13. Imagine Springtime at Hope Hall would be turned into a movie, who would you cast for the main characters?
One of my favourite characters is Shirley, a cleaning lady with a big heart and an even bigger voice that yells out instructions that ring around the walls of HOPE HALL!  I can imagine her being played by Jessie Wallace who plays Kat in EASTENDERS.  And there’s a lovely fifty-something man, Richard Carlisle, who sweeps Kath, the Hope Hall administrator, off her feet.  I’d choose Richard Armitage for that role.  His good looks are enhanced by the warmth of his voice. He’d be perfect!

14. How do your own experiences influence your writing?
I wrote my first novel in 1995, and from the very start I realised that over my years of interviewing so many interesting people especially through SONGS OF PRAISE, I had become a big like a big sponge, taking those stories on board, and remembering the emotions and challenges that were involved in them.  That has given me a rich tapestry of human experience from which I can draw both fictional characters and their stories which can be drawn, although very changed, from real-life.

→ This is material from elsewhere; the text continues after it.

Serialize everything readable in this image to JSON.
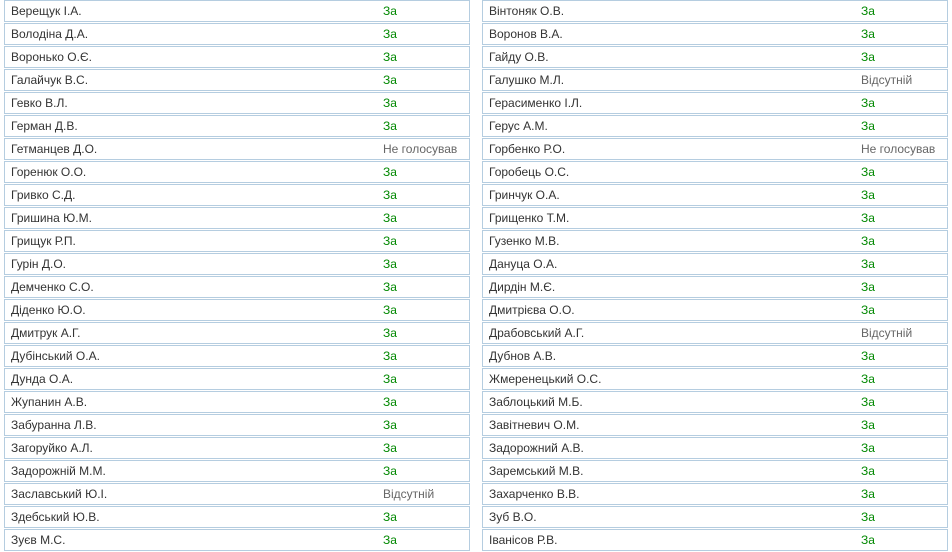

15. Tell us more about your book Arthur’s Garden. 
Of all the 24 books I’ve written, ARTHUR’S GARDEN is without doubt my favourite.  I was asked to compile a gift book on gardening, using quotations and verse.  That didn’t particularly inspire me, until I looked out of my garden window to the see a wooden plaque saying ARTHUR’S GARDEN, which I had inherited from my much-loved Uncle Arthur when he died at the age of 80 back in 1986.  He had been born exactly 80 decades earlier in the terraced house in Kent in which he spent every year of his life – and he inherited the care of the garden there from his father.  He loved that garden all his life, nursing it through the First World War when his brother Ernest marched off to the trenches from the back gate never to return again; through the Second World War, when Spitfires chased German planes across the skies above the garden during the Battle of Britain – and right up through all the generations and years until the late eighties. ARTHUR’S GARDEN tells the story of that back garden, and the generations of family who lived there – along with their neighbours with whom they shared so much over the garden fence.  Up the garden path, down Memory Lane – that’s ARTHUR’S GARDEN, full of homely nostalgia that rings bells for similar families right across the country.

16. Coffee or tea?
Tea – Earl Grey. 

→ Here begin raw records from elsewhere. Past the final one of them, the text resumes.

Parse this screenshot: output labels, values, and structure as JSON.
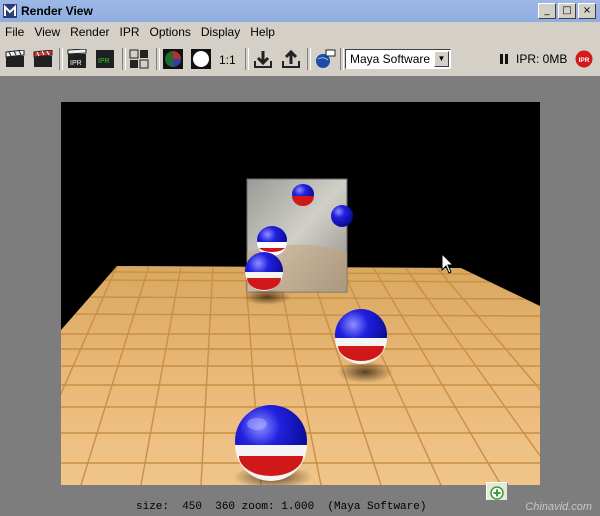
{
  "window": {
    "title": "Render View"
  },
  "menu": [
    "File",
    "View",
    "Render",
    "IPR",
    "Options",
    "Display",
    "Help"
  ],
  "toolbar": {
    "zoom_label": "1:1",
    "renderer": "Maya Software",
    "ipr_status": "IPR: 0MB",
    "ipr_badge": "IPR",
    "buttons": [
      {
        "name": "render-clapper-icon",
        "icon": "clapperboard"
      },
      {
        "name": "rerender-clapper-icon",
        "icon": "clapperboard-red"
      },
      {
        "name": "ipr-render-icon",
        "icon": "ipr-clapper",
        "label": "IPR"
      },
      {
        "name": "ipr-refresh-icon",
        "icon": "ipr-green",
        "label": "IPR"
      },
      {
        "name": "render-region-icon",
        "icon": "region-clapper"
      },
      {
        "name": "color-channels-icon",
        "icon": "rgb-circle"
      },
      {
        "name": "alpha-channel-icon",
        "icon": "white-circle"
      },
      {
        "name": "keep-image-icon",
        "icon": "down-arrow"
      },
      {
        "name": "remove-image-icon",
        "icon": "up-arrow"
      },
      {
        "name": "render-settings-icon",
        "icon": "settings-globe"
      }
    ]
  },
  "status": {
    "text": "size:  450  360 zoom: 1.000  (Maya Software)",
    "watermark": "Chinavid.com"
  }
}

17. Paperback or e-reader?
I enjoy listening to Audible books most of all now – when I’m driving, pottering about at home, or travelling into London each week to present my radio programmes.  Fantastic stories are read by wonderful narrators who bring every character to life.  For me, that’s hard to beat.

18. Mountains or the sea?
My Dad was in the Navy.  The sea every time!

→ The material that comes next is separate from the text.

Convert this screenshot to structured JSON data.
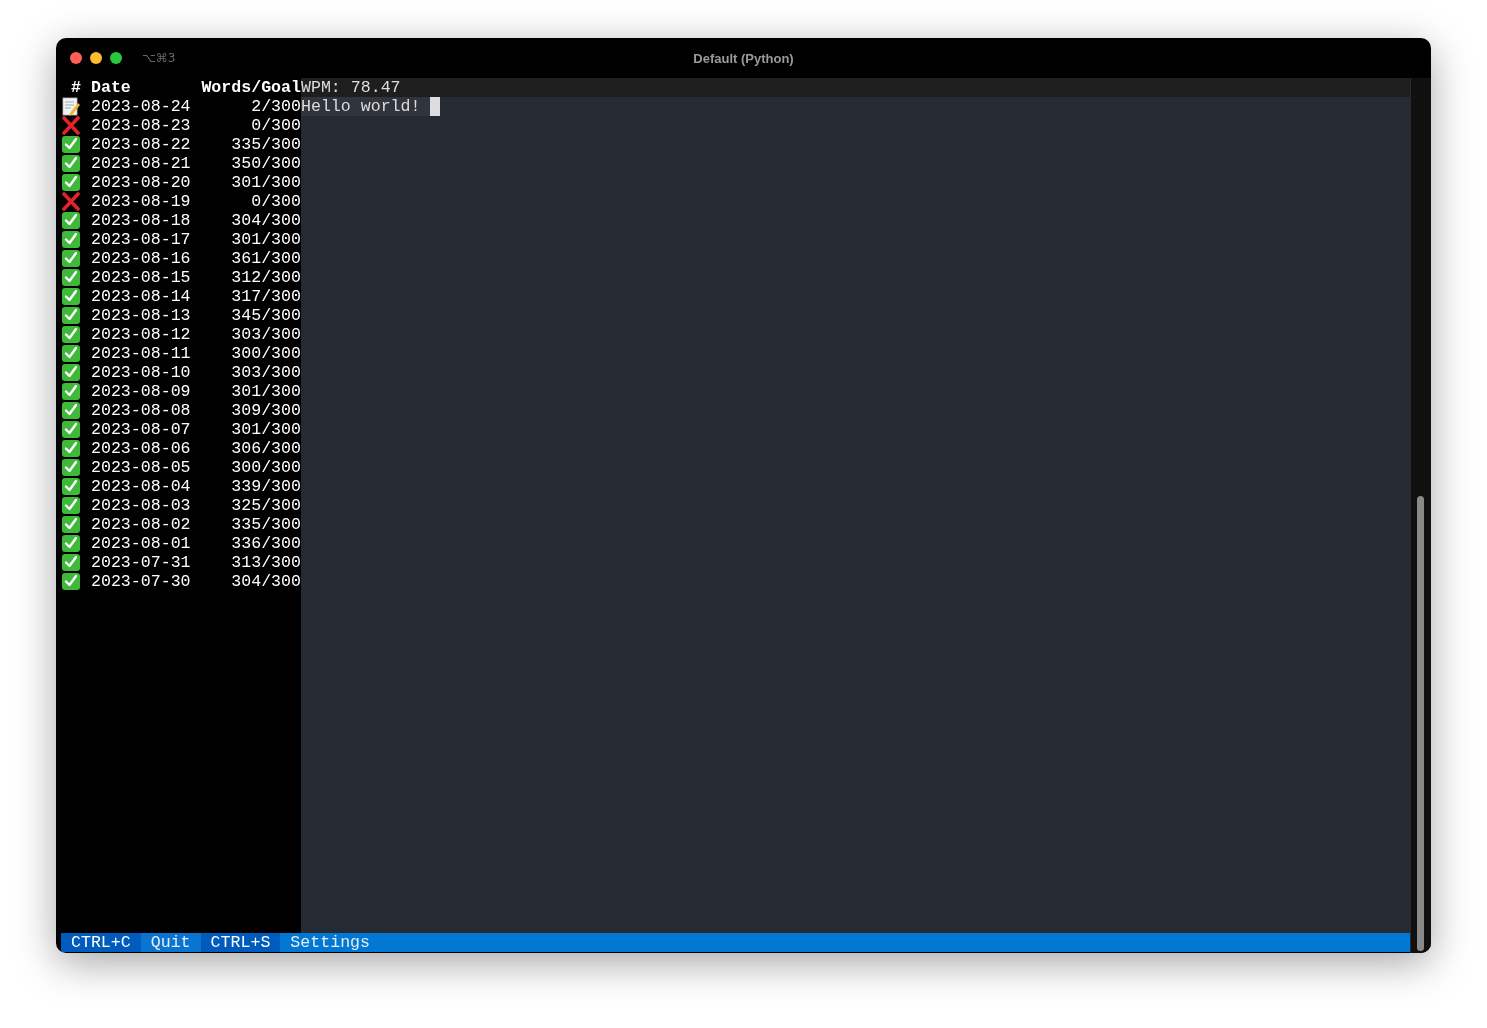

19. Summer or winter?
Winter.  I love being cosy in lots of layers in the winter – and curling up in front of our huge log fire in our old farm house.  

20. Sweet or salty?

The challenge is that I like both.  The simple answer is Salted Caramel.  Yum!